*** Exercise data ***

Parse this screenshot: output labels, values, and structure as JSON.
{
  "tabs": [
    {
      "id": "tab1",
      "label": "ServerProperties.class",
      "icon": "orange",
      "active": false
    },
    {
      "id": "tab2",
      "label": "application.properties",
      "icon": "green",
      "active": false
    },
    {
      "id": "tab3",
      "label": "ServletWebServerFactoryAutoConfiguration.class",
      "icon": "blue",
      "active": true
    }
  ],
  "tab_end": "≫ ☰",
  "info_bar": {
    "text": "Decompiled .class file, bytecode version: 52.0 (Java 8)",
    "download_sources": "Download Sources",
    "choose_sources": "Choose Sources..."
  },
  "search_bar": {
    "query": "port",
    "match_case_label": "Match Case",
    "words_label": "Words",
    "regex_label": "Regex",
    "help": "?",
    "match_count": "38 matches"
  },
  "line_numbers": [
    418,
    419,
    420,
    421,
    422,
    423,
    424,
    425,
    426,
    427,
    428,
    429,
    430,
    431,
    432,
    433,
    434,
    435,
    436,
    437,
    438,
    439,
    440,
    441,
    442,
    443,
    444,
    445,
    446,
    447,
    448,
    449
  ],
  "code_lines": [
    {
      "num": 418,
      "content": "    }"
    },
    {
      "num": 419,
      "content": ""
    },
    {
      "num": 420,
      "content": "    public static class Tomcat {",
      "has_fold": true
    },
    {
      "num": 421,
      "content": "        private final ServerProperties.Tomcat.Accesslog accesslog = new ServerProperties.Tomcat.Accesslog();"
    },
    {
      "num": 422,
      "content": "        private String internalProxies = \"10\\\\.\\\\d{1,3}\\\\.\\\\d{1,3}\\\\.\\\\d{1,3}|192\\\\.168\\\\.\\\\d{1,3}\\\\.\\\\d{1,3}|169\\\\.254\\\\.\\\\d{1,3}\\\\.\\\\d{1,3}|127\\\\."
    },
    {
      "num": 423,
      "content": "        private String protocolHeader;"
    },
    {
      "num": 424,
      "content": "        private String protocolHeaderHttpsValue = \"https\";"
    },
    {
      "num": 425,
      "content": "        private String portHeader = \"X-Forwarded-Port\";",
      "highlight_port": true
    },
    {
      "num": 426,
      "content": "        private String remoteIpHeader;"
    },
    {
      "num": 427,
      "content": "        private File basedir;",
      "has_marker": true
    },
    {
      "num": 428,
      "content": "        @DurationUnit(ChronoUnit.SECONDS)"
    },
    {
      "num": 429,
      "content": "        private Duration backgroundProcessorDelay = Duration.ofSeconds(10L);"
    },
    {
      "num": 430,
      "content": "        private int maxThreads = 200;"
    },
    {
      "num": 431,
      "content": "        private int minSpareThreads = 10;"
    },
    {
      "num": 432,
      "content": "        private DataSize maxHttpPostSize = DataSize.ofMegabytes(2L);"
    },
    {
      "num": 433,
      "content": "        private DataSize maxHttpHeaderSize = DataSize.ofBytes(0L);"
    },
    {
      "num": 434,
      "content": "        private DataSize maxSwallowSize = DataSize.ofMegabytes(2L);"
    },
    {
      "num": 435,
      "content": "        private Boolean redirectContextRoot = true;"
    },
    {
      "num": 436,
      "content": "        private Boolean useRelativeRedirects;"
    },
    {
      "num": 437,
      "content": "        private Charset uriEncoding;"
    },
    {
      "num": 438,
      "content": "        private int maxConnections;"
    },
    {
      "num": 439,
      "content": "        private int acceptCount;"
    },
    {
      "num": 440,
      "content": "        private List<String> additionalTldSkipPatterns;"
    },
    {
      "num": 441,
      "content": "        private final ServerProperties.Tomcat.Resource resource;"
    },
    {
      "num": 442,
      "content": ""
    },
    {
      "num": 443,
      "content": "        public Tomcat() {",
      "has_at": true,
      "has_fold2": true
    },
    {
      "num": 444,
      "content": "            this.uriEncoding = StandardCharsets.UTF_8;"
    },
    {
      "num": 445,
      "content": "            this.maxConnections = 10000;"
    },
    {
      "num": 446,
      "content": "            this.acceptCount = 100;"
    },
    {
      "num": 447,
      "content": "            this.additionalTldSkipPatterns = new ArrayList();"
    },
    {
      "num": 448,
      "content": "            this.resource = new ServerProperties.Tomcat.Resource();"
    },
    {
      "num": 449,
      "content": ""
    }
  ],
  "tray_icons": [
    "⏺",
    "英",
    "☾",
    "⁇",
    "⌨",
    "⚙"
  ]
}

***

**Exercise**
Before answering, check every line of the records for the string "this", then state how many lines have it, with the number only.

**Response box**
6